== WORK TASK ==
Filter the entries below, keeping every line that has the word "date".

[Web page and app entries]
# # # #

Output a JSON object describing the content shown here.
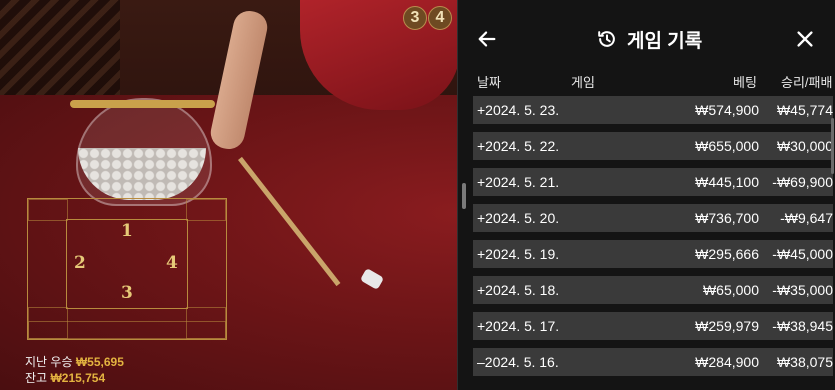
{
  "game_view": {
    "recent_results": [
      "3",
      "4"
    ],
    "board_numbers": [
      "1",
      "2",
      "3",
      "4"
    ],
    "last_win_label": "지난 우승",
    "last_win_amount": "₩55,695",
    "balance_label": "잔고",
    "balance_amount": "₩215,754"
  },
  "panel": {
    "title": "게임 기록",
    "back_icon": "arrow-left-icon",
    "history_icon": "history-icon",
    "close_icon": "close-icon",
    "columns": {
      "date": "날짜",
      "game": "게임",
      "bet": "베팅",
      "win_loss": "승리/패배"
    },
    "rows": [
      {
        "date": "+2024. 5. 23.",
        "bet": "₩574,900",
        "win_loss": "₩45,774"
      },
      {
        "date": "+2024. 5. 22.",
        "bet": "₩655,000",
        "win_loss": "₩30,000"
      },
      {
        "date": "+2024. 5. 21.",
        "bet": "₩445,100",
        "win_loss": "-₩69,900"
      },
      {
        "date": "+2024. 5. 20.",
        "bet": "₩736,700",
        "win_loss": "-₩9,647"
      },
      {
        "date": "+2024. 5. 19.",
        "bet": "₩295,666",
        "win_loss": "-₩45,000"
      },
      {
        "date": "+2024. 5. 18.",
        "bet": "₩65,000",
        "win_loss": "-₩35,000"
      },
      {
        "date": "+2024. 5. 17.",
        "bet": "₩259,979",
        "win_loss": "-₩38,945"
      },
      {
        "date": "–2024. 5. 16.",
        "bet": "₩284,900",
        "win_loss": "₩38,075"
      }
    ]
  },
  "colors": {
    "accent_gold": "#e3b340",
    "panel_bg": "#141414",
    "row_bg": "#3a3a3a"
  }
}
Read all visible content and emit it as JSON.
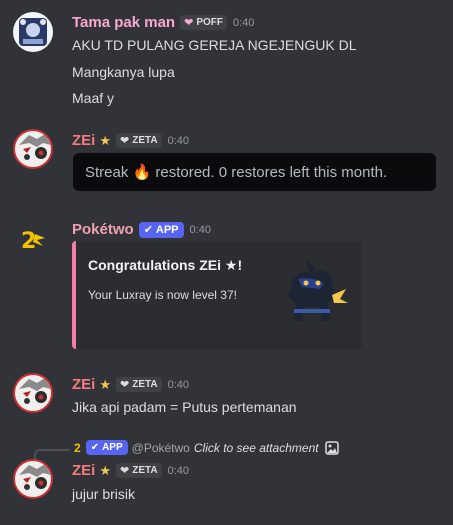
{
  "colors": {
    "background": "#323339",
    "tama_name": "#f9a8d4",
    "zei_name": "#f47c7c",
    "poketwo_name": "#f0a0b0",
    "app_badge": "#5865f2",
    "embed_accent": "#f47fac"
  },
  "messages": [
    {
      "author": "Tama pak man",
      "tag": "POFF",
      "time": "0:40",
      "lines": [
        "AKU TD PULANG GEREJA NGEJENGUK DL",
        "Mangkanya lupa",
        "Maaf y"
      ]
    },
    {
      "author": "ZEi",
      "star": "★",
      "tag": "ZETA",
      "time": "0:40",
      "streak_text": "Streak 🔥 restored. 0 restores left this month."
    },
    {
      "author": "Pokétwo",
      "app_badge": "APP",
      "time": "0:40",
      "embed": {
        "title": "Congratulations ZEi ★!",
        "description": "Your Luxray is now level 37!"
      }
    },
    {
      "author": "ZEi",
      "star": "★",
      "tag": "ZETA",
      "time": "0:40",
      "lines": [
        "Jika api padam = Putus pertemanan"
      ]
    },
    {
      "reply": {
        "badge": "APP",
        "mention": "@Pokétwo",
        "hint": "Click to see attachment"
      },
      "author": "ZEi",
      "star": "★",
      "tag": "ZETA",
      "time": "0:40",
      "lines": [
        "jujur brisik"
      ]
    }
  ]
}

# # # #

== WORKED SOLUTION ==
      "date": "날짜",
        "date": "+2024. 5. 23.",
        "date": "+2024. 5. 22.",
        "date": "+2024. 5. 21.",
        "date": "+2024. 5. 20.",
        "date": "+2024. 5. 19.",
        "date": "+2024. 5. 18.",
        "date": "+2024. 5. 17.",
        "date": "–2024. 5. 16.",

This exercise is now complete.